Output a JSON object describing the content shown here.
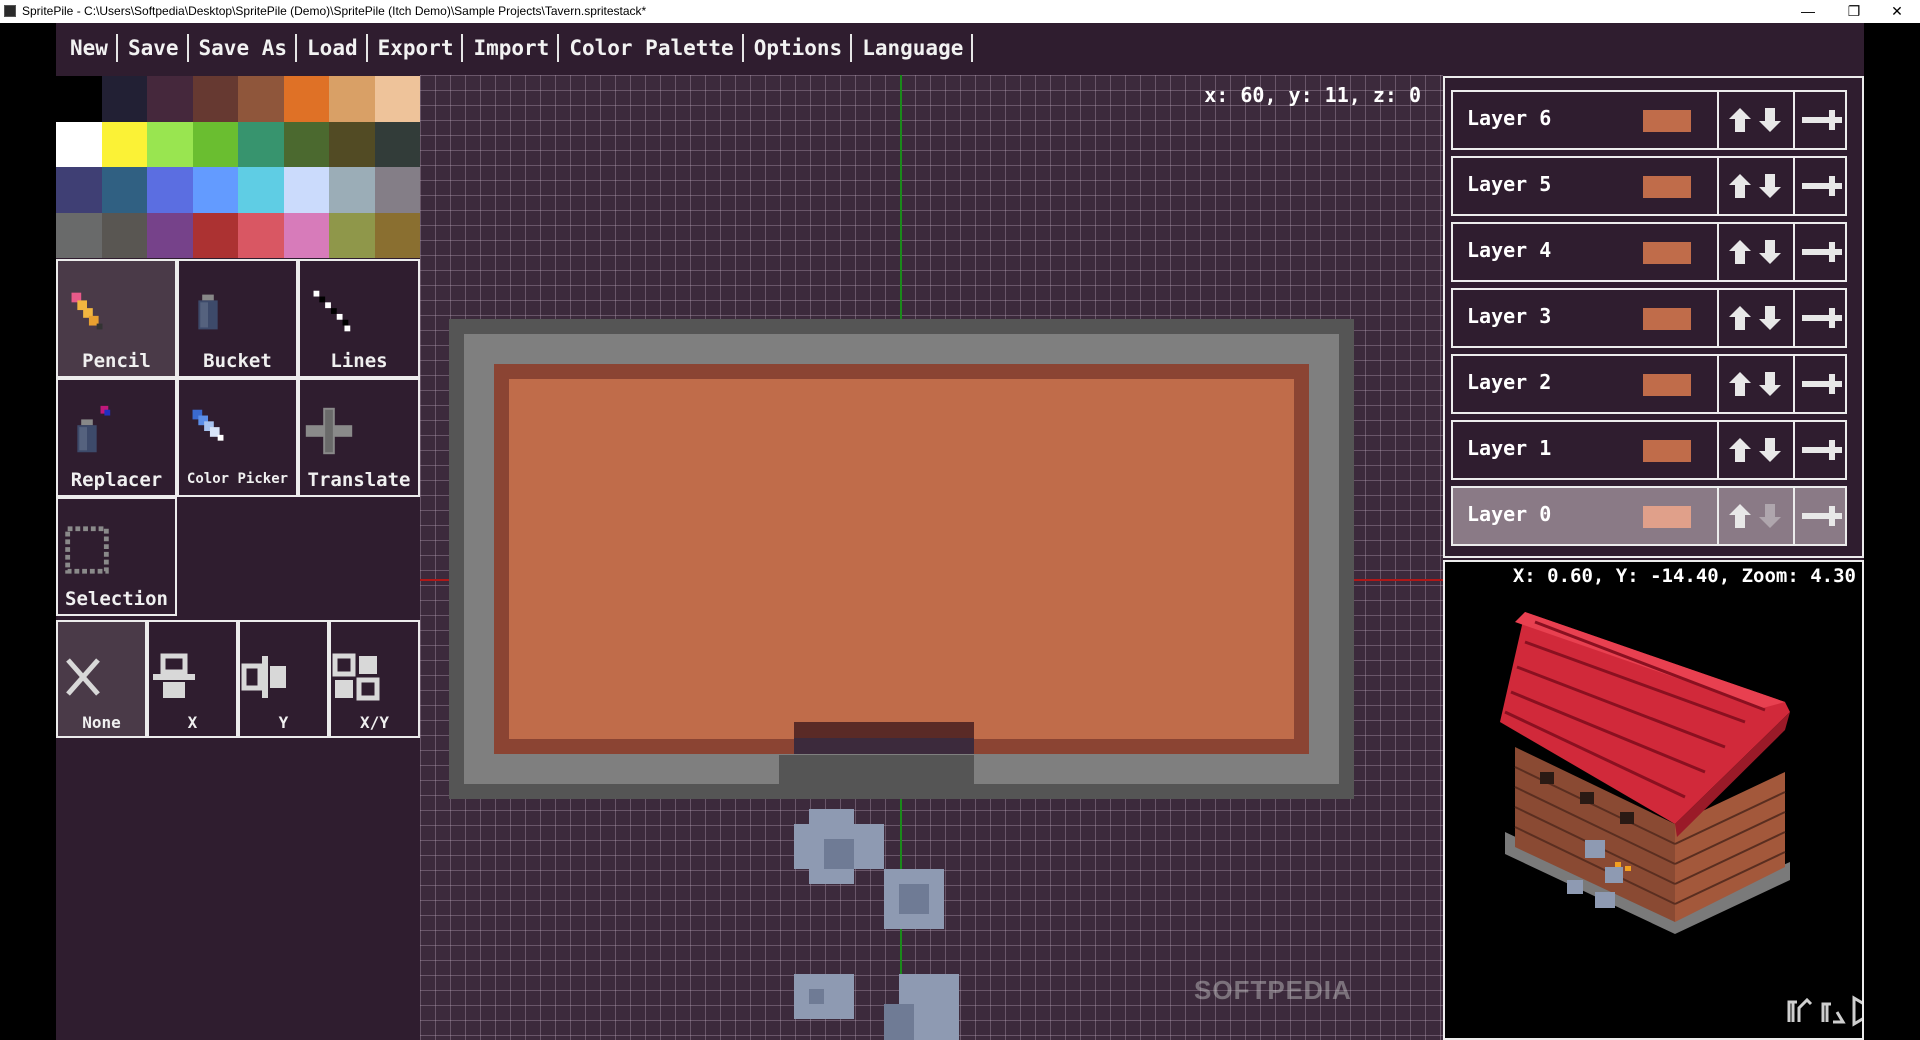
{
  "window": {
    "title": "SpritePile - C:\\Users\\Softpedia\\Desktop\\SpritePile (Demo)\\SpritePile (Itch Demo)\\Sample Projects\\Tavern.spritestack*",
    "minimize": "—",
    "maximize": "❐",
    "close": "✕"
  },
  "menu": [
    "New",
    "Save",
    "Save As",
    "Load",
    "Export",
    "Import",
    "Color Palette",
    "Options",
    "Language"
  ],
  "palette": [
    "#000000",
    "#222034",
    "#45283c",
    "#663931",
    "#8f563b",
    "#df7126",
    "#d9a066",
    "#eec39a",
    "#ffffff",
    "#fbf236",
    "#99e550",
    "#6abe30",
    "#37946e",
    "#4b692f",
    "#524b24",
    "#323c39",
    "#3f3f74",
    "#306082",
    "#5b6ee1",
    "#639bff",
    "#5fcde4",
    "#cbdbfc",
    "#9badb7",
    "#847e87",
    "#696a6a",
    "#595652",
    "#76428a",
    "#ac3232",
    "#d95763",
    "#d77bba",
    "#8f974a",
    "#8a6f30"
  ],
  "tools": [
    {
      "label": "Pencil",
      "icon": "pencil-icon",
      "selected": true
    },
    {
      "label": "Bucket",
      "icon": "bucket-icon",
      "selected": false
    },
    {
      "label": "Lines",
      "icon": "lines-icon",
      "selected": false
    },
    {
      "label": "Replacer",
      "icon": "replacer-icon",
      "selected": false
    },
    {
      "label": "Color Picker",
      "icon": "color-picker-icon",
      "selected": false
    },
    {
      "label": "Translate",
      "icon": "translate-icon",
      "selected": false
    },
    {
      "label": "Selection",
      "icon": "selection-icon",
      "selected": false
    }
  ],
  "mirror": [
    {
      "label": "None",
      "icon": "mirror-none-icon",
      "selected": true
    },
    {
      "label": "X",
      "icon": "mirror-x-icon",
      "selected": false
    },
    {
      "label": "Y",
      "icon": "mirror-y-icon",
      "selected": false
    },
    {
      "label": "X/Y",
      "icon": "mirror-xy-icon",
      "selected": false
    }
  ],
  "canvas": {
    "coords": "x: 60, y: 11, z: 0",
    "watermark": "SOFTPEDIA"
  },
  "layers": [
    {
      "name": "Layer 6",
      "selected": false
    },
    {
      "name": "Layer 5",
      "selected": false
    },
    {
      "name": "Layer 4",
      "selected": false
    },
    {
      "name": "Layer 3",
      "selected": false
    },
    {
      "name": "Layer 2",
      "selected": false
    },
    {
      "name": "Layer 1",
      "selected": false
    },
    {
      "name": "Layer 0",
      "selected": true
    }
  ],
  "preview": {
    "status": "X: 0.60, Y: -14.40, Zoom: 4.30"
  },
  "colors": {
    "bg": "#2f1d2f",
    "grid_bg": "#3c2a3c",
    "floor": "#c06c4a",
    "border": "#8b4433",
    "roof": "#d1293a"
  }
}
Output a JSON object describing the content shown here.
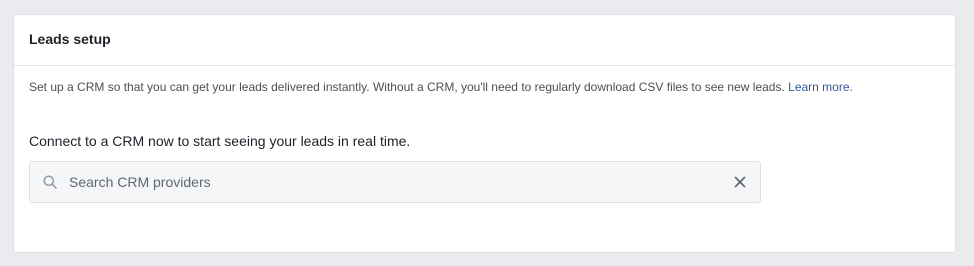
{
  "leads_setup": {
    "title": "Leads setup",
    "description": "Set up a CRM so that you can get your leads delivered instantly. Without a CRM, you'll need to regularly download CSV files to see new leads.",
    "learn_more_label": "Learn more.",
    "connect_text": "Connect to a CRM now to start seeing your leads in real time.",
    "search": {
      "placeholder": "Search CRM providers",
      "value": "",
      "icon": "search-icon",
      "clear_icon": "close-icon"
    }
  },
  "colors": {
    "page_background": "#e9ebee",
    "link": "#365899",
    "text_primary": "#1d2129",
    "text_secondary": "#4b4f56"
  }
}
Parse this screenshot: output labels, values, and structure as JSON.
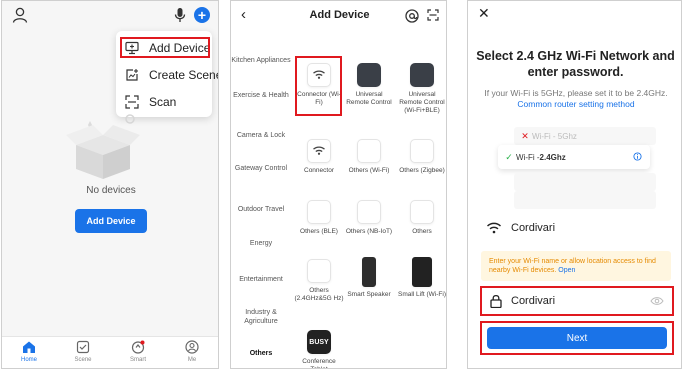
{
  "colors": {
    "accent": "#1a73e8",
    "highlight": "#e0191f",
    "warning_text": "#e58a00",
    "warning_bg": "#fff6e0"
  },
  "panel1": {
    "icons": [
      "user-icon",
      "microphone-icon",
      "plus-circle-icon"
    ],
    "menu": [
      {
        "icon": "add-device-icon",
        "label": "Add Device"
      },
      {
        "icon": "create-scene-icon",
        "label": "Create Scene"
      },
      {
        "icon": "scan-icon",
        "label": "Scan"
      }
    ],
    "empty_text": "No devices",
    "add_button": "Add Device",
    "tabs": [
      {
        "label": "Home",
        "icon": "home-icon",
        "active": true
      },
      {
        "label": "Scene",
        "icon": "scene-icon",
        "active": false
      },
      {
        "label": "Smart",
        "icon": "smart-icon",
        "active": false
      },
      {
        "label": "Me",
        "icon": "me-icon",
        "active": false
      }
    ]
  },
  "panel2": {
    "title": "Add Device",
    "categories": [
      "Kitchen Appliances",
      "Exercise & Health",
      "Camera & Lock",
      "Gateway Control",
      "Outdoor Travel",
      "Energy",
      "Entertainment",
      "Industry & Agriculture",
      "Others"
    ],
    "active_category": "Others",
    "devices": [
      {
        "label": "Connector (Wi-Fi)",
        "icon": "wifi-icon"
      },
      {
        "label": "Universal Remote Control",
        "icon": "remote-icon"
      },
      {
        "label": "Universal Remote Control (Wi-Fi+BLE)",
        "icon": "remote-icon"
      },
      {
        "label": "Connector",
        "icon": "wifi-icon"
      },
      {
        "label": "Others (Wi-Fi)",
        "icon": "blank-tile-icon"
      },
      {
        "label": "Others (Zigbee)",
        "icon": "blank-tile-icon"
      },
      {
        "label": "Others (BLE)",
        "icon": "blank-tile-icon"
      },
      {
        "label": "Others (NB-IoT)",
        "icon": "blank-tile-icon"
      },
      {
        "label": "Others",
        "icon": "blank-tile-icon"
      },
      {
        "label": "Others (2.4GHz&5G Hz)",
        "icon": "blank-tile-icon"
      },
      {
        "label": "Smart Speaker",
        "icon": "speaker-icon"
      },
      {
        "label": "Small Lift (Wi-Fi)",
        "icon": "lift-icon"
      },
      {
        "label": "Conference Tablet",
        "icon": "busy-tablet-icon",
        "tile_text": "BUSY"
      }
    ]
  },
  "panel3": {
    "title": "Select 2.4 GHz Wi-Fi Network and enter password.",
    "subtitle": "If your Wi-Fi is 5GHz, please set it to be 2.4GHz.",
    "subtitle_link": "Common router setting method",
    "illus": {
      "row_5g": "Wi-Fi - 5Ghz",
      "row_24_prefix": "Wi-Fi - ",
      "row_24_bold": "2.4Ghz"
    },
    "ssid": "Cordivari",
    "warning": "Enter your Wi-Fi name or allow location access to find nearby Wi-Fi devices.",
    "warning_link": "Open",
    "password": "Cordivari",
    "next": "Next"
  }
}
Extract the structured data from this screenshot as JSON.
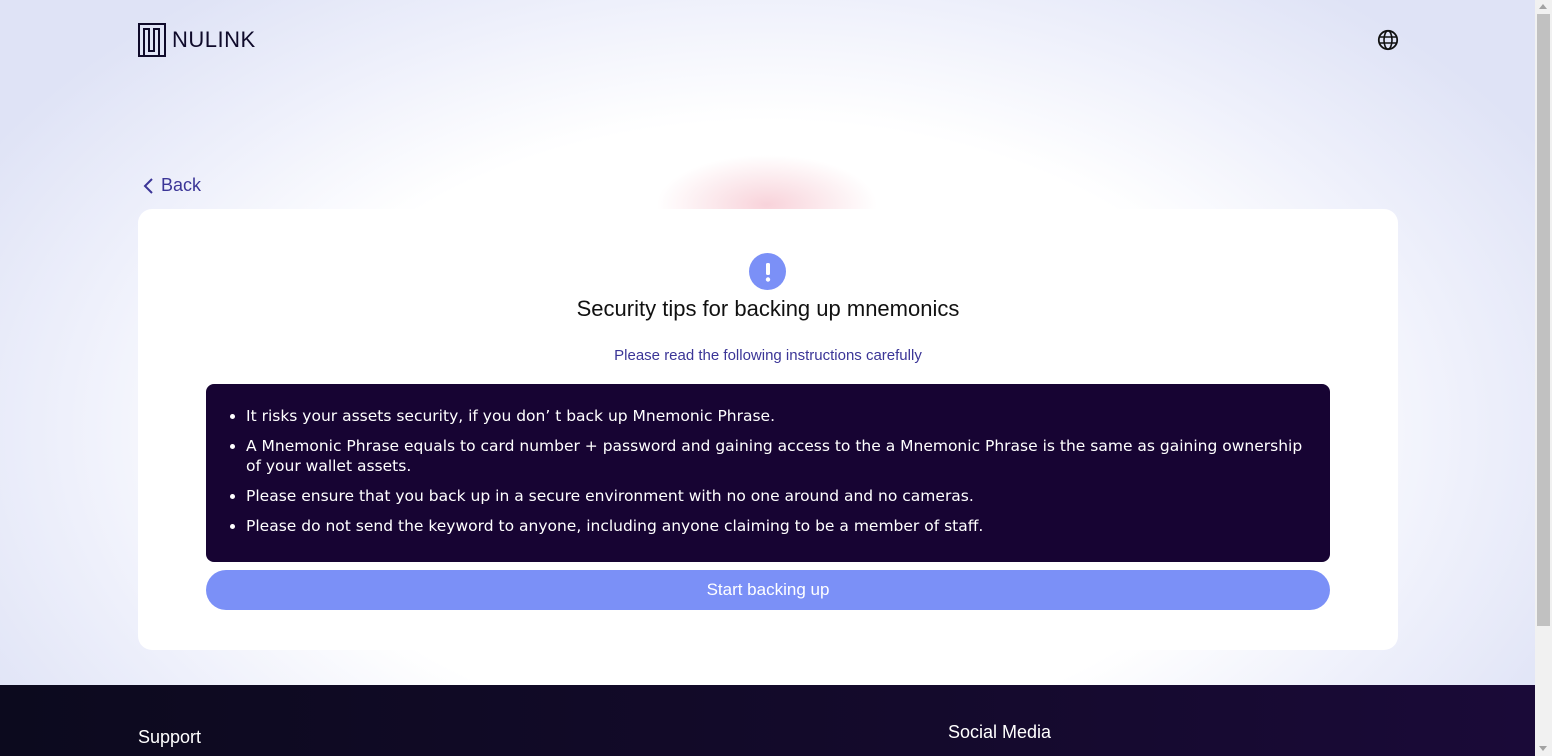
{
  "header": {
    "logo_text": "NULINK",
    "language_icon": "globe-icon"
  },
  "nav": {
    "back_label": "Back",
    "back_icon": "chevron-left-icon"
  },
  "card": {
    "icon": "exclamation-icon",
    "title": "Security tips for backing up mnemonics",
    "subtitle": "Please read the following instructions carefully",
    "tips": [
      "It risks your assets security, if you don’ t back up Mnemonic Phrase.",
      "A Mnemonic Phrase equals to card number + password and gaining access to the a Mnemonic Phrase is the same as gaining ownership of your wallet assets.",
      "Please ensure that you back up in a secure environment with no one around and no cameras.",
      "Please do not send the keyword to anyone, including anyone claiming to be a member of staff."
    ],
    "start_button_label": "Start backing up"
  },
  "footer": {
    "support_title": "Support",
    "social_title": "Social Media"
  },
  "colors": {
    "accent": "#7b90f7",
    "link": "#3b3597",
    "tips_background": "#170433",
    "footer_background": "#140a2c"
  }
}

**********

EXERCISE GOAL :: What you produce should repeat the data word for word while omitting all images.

SOLUTION FOR THIS TASK ::
Output a JSON object describing the content shown here.
{
  "window": {
    "title": "SpritePile - C:\\Users\\Softpedia\\Desktop\\SpritePile (Demo)\\SpritePile (Itch Demo)\\Sample Projects\\Tavern.spritestack*",
    "minimize": "—",
    "maximize": "❐",
    "close": "✕"
  },
  "menu": [
    "New",
    "Save",
    "Save As",
    "Load",
    "Export",
    "Import",
    "Color Palette",
    "Options",
    "Language"
  ],
  "palette": [
    "#000000",
    "#222034",
    "#45283c",
    "#663931",
    "#8f563b",
    "#df7126",
    "#d9a066",
    "#eec39a",
    "#ffffff",
    "#fbf236",
    "#99e550",
    "#6abe30",
    "#37946e",
    "#4b692f",
    "#524b24",
    "#323c39",
    "#3f3f74",
    "#306082",
    "#5b6ee1",
    "#639bff",
    "#5fcde4",
    "#cbdbfc",
    "#9badb7",
    "#847e87",
    "#696a6a",
    "#595652",
    "#76428a",
    "#ac3232",
    "#d95763",
    "#d77bba",
    "#8f974a",
    "#8a6f30"
  ],
  "tools": [
    {
      "label": "Pencil",
      "icon": "pencil-icon",
      "selected": true
    },
    {
      "label": "Bucket",
      "icon": "bucket-icon",
      "selected": false
    },
    {
      "label": "Lines",
      "icon": "lines-icon",
      "selected": false
    },
    {
      "label": "Replacer",
      "icon": "replacer-icon",
      "selected": false
    },
    {
      "label": "Color Picker",
      "icon": "color-picker-icon",
      "selected": false
    },
    {
      "label": "Translate",
      "icon": "translate-icon",
      "selected": false
    },
    {
      "label": "Selection",
      "icon": "selection-icon",
      "selected": false
    }
  ],
  "mirror": [
    {
      "label": "None",
      "icon": "mirror-none-icon",
      "selected": true
    },
    {
      "label": "X",
      "icon": "mirror-x-icon",
      "selected": false
    },
    {
      "label": "Y",
      "icon": "mirror-y-icon",
      "selected": false
    },
    {
      "label": "X/Y",
      "icon": "mirror-xy-icon",
      "selected": false
    }
  ],
  "canvas": {
    "coords": "x: 60, y: 11, z: 0",
    "watermark": "SOFTPEDIA"
  },
  "layers": [
    {
      "name": "Layer 6",
      "selected": false
    },
    {
      "name": "Layer 5",
      "selected": false
    },
    {
      "name": "Layer 4",
      "selected": false
    },
    {
      "name": "Layer 3",
      "selected": false
    },
    {
      "name": "Layer 2",
      "selected": false
    },
    {
      "name": "Layer 1",
      "selected": false
    },
    {
      "name": "Layer 0",
      "selected": true
    }
  ],
  "preview": {
    "status": "X: 0.60, Y: -14.40, Zoom: 4.30"
  },
  "colors": {
    "bg": "#2f1d2f",
    "grid_bg": "#3c2a3c",
    "floor": "#c06c4a",
    "border": "#8b4433",
    "roof": "#d1293a"
  }
}
Output a JSON object describing the content shown here.
{
  "leads_setup": {
    "title": "Leads setup",
    "description": "Set up a CRM so that you can get your leads delivered instantly. Without a CRM, you'll need to regularly download CSV files to see new leads.",
    "learn_more_label": "Learn more.",
    "connect_text": "Connect to a CRM now to start seeing your leads in real time.",
    "search": {
      "placeholder": "Search CRM providers",
      "value": "",
      "icon": "search-icon",
      "clear_icon": "close-icon"
    }
  },
  "colors": {
    "page_background": "#e9ebee",
    "link": "#365899",
    "text_primary": "#1d2129",
    "text_secondary": "#4b4f56"
  }
}
Parse this screenshot: output labels, values, and structure as JSON.
{
  "colors": {
    "accent": "#1a73e8",
    "highlight": "#e0191f",
    "warning_text": "#e58a00",
    "warning_bg": "#fff6e0"
  },
  "panel1": {
    "icons": [
      "user-icon",
      "microphone-icon",
      "plus-circle-icon"
    ],
    "menu": [
      {
        "icon": "add-device-icon",
        "label": "Add Device"
      },
      {
        "icon": "create-scene-icon",
        "label": "Create Scene"
      },
      {
        "icon": "scan-icon",
        "label": "Scan"
      }
    ],
    "empty_text": "No devices",
    "add_button": "Add Device",
    "tabs": [
      {
        "label": "Home",
        "icon": "home-icon",
        "active": true
      },
      {
        "label": "Scene",
        "icon": "scene-icon",
        "active": false
      },
      {
        "label": "Smart",
        "icon": "smart-icon",
        "active": false
      },
      {
        "label": "Me",
        "icon": "me-icon",
        "active": false
      }
    ]
  },
  "panel2": {
    "title": "Add Device",
    "categories": [
      "Kitchen Appliances",
      "Exercise & Health",
      "Camera & Lock",
      "Gateway Control",
      "Outdoor Travel",
      "Energy",
      "Entertainment",
      "Industry & Agriculture",
      "Others"
    ],
    "active_category": "Others",
    "devices": [
      {
        "label": "Connector (Wi-Fi)",
        "icon": "wifi-icon"
      },
      {
        "label": "Universal Remote Control",
        "icon": "remote-icon"
      },
      {
        "label": "Universal Remote Control (Wi-Fi+BLE)",
        "icon": "remote-icon"
      },
      {
        "label": "Connector",
        "icon": "wifi-icon"
      },
      {
        "label": "Others (Wi-Fi)",
        "icon": "blank-tile-icon"
      },
      {
        "label": "Others (Zigbee)",
        "icon": "blank-tile-icon"
      },
      {
        "label": "Others (BLE)",
        "icon": "blank-tile-icon"
      },
      {
        "label": "Others (NB-IoT)",
        "icon": "blank-tile-icon"
      },
      {
        "label": "Others",
        "icon": "blank-tile-icon"
      },
      {
        "label": "Others (2.4GHz&5G Hz)",
        "icon": "blank-tile-icon"
      },
      {
        "label": "Smart Speaker",
        "icon": "speaker-icon"
      },
      {
        "label": "Small Lift (Wi-Fi)",
        "icon": "lift-icon"
      },
      {
        "label": "Conference Tablet",
        "icon": "busy-tablet-icon",
        "tile_text": "BUSY"
      }
    ]
  },
  "panel3": {
    "title": "Select 2.4 GHz Wi-Fi Network and enter password.",
    "subtitle": "If your Wi-Fi is 5GHz, please set it to be 2.4GHz.",
    "subtitle_link": "Common router setting method",
    "illus": {
      "row_5g": "Wi-Fi - 5Ghz",
      "row_24_prefix": "Wi-Fi - ",
      "row_24_bold": "2.4Ghz"
    },
    "ssid": "Cordivari",
    "warning": "Enter your Wi-Fi name or allow location access to find nearby Wi-Fi devices.",
    "warning_link": "Open",
    "password": "Cordivari",
    "next": "Next"
  }
}
Extract the structured data from this screenshot as JSON.
{
  "header": {
    "logo_text": "NULINK",
    "language_icon": "globe-icon"
  },
  "nav": {
    "back_label": "Back",
    "back_icon": "chevron-left-icon"
  },
  "card": {
    "icon": "exclamation-icon",
    "title": "Security tips for backing up mnemonics",
    "subtitle": "Please read the following instructions carefully",
    "tips": [
      "It risks your assets security, if you don’ t back up Mnemonic Phrase.",
      "A Mnemonic Phrase equals to card number + password and gaining access to the a Mnemonic Phrase is the same as gaining ownership of your wallet assets.",
      "Please ensure that you back up in a secure environment with no one around and no cameras.",
      "Please do not send the keyword to anyone, including anyone claiming to be a member of staff."
    ],
    "start_button_label": "Start backing up"
  },
  "footer": {
    "support_title": "Support",
    "social_title": "Social Media"
  },
  "colors": {
    "accent": "#7b90f7",
    "link": "#3b3597",
    "tips_background": "#170433",
    "footer_background": "#140a2c"
  }
}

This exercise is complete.